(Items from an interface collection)
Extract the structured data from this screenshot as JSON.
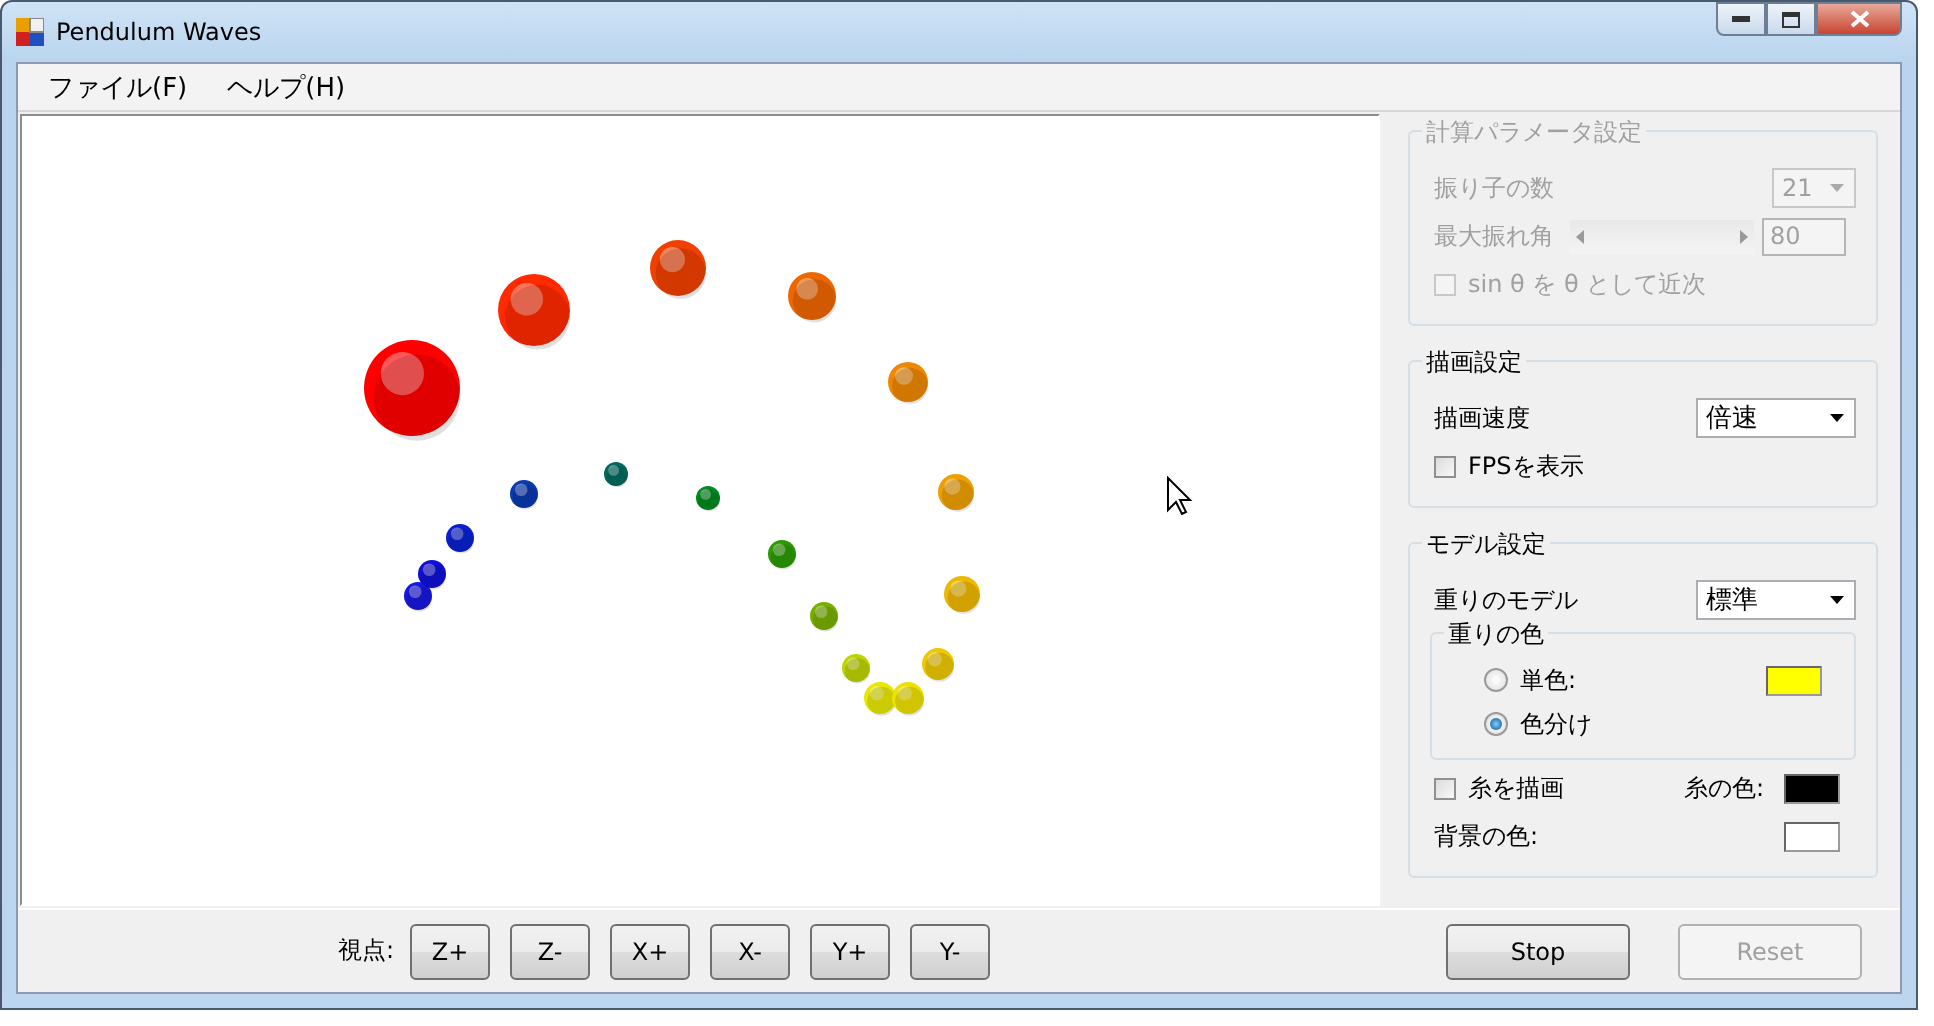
{
  "window": {
    "title": "Pendulum Waves"
  },
  "menu": [
    {
      "label": "ファイル(F)"
    },
    {
      "label": "ヘルプ(H)"
    }
  ],
  "params": {
    "title": "計算パラメータ設定",
    "disabled": true,
    "count": {
      "label": "振り子の数",
      "value": "21"
    },
    "angle": {
      "label": "最大振れ角",
      "value": "80"
    },
    "approx": {
      "label": "sin θ を θ として近次",
      "checked": false
    }
  },
  "display": {
    "title": "描画設定",
    "speed": {
      "label": "描画速度",
      "value": "倍速"
    },
    "fps": {
      "label": "FPSを表示",
      "checked": false
    }
  },
  "model": {
    "title": "モデル設定",
    "weight": {
      "label": "重りのモデル",
      "value": "標準"
    },
    "color_group": {
      "title": "重りの色",
      "options": [
        {
          "label": "単色:",
          "selected": false,
          "color": "#ffff00"
        },
        {
          "label": "色分け",
          "selected": true
        }
      ]
    },
    "draw_string": {
      "label": "糸を描画",
      "checked": false
    },
    "string_color": {
      "label": "糸の色:",
      "color": "#000000"
    },
    "background_color": {
      "label": "背景の色:",
      "color": "#ffffff"
    }
  },
  "view": {
    "label": "視点:",
    "buttons": [
      "Z+",
      "Z-",
      "X+",
      "X-",
      "Y+",
      "Y-"
    ]
  },
  "actions": [
    {
      "label": "Stop",
      "disabled": false
    },
    {
      "label": "Reset",
      "disabled": true
    }
  ]
}
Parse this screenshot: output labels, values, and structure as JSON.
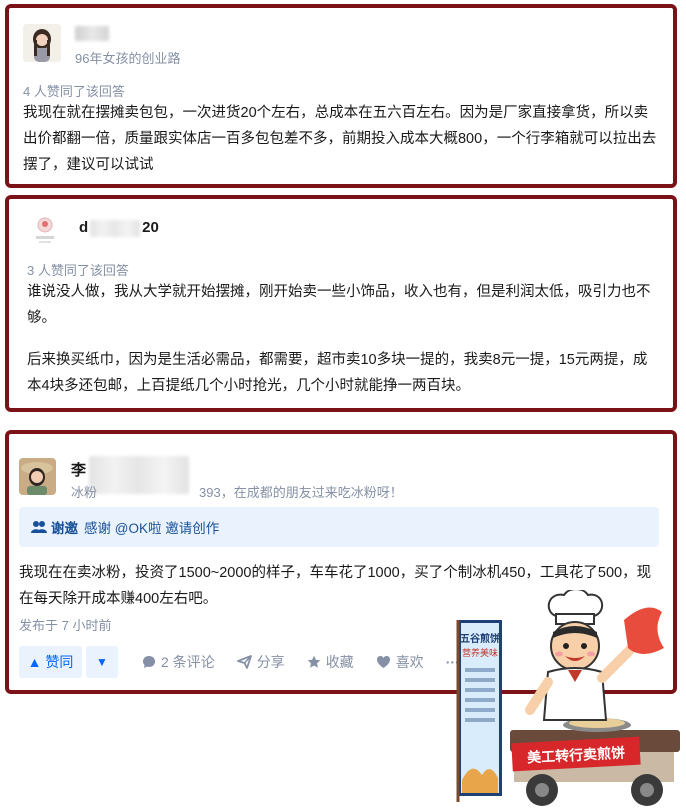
{
  "answers": [
    {
      "author_name": "黄**",
      "author_bio": "96年女孩的创业路",
      "votes": "4 人赞同了该回答",
      "paragraphs": [
        "我现在就在摆摊卖包包，一次进货20个左右，总成本在五六百左右。因为是厂家直接拿货，所以卖出价都翻一倍，质量跟实体店一百多包包差不多，前期投入成本大概800，一个行李箱就可以拉出去摆了，建议可以试试"
      ]
    },
    {
      "author_name_start": "d",
      "author_name_end": "20",
      "votes": "3 人赞同了该回答",
      "paragraphs": [
        "谁说没人做，我从大学就开始摆摊，刚开始卖一些小饰品，收入也有，但是利润太低，吸引力也不够。",
        "后来换买纸巾，因为是生活必需品，都需要，超市卖10多块一提的，我卖8元一提，15元两提，成本4块多还包邮，上百提纸几个小时抢光，几个小时就能挣一两百块。"
      ]
    },
    {
      "author_name_start": "李",
      "author_bio_start": "冰粉",
      "author_bio_end": "393，在成都的朋友过来吃冰粉呀！",
      "invite": {
        "strong": "谢邀",
        "text": "感谢 @OK啦 邀请创作"
      },
      "paragraphs": [
        "我现在在卖冰粉，投资了1500~2000的样子，车车花了1000，买了个制冰机450，工具花了500，现在每天除开成本赚400左右吧。"
      ],
      "published": "发布于 7 小时前",
      "actions": {
        "upvote": "▲ 赞同",
        "downvote": "▼",
        "comments": "2 条评论",
        "share": "分享",
        "favorite": "收藏",
        "like": "喜欢",
        "more": "···"
      }
    }
  ],
  "illustration": {
    "banner": "美工转行卖煎饼",
    "sign_title": "五谷煎饼",
    "sign_subtitle": "营养美味"
  },
  "colors": {
    "card_border": "#7a1217",
    "link_blue": "#0066ff",
    "meta_gray": "#8590a6",
    "invite_bg": "#eaf2fe"
  }
}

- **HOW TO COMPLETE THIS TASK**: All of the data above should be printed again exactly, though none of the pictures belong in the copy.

- **WRITTEN ANSWER**:
Extract the structured data from this screenshot as JSON.
{
  "window": {
    "title": "Pendulum Waves"
  },
  "menu": [
    {
      "label": "ファイル(F)"
    },
    {
      "label": "ヘルプ(H)"
    }
  ],
  "params": {
    "title": "計算パラメータ設定",
    "disabled": true,
    "count": {
      "label": "振り子の数",
      "value": "21"
    },
    "angle": {
      "label": "最大振れ角",
      "value": "80"
    },
    "approx": {
      "label": "sin θ を θ として近次",
      "checked": false
    }
  },
  "display": {
    "title": "描画設定",
    "speed": {
      "label": "描画速度",
      "value": "倍速"
    },
    "fps": {
      "label": "FPSを表示",
      "checked": false
    }
  },
  "model": {
    "title": "モデル設定",
    "weight": {
      "label": "重りのモデル",
      "value": "標準"
    },
    "color_group": {
      "title": "重りの色",
      "options": [
        {
          "label": "単色:",
          "selected": false,
          "color": "#ffff00"
        },
        {
          "label": "色分け",
          "selected": true
        }
      ]
    },
    "draw_string": {
      "label": "糸を描画",
      "checked": false
    },
    "string_color": {
      "label": "糸の色:",
      "color": "#000000"
    },
    "background_color": {
      "label": "背景の色:",
      "color": "#ffffff"
    }
  },
  "view": {
    "label": "視点:",
    "buttons": [
      "Z+",
      "Z-",
      "X+",
      "X-",
      "Y+",
      "Y-"
    ]
  },
  "actions": [
    {
      "label": "Stop",
      "disabled": false
    },
    {
      "label": "Reset",
      "disabled": true
    }
  ]
}
Parse this screenshot: output labels, values, and structure as JSON.
{
  "answers": [
    {
      "author_name": "黄**",
      "author_bio": "96年女孩的创业路",
      "votes": "4 人赞同了该回答",
      "paragraphs": [
        "我现在就在摆摊卖包包，一次进货20个左右，总成本在五六百左右。因为是厂家直接拿货，所以卖出价都翻一倍，质量跟实体店一百多包包差不多，前期投入成本大概800，一个行李箱就可以拉出去摆了，建议可以试试"
      ]
    },
    {
      "author_name_start": "d",
      "author_name_end": "20",
      "votes": "3 人赞同了该回答",
      "paragraphs": [
        "谁说没人做，我从大学就开始摆摊，刚开始卖一些小饰品，收入也有，但是利润太低，吸引力也不够。",
        "后来换买纸巾，因为是生活必需品，都需要，超市卖10多块一提的，我卖8元一提，15元两提，成本4块多还包邮，上百提纸几个小时抢光，几个小时就能挣一两百块。"
      ]
    },
    {
      "author_name_start": "李",
      "author_bio_start": "冰粉",
      "author_bio_end": "393，在成都的朋友过来吃冰粉呀！",
      "invite": {
        "strong": "谢邀",
        "text": "感谢 @OK啦 邀请创作"
      },
      "paragraphs": [
        "我现在在卖冰粉，投资了1500~2000的样子，车车花了1000，买了个制冰机450，工具花了500，现在每天除开成本赚400左右吧。"
      ],
      "published": "发布于 7 小时前",
      "actions": {
        "upvote": "▲ 赞同",
        "downvote": "▼",
        "comments": "2 条评论",
        "share": "分享",
        "favorite": "收藏",
        "like": "喜欢",
        "more": "···"
      }
    }
  ],
  "illustration": {
    "banner": "美工转行卖煎饼",
    "sign_title": "五谷煎饼",
    "sign_subtitle": "营养美味"
  },
  "colors": {
    "card_border": "#7a1217",
    "link_blue": "#0066ff",
    "meta_gray": "#8590a6",
    "invite_bg": "#eaf2fe"
  }
}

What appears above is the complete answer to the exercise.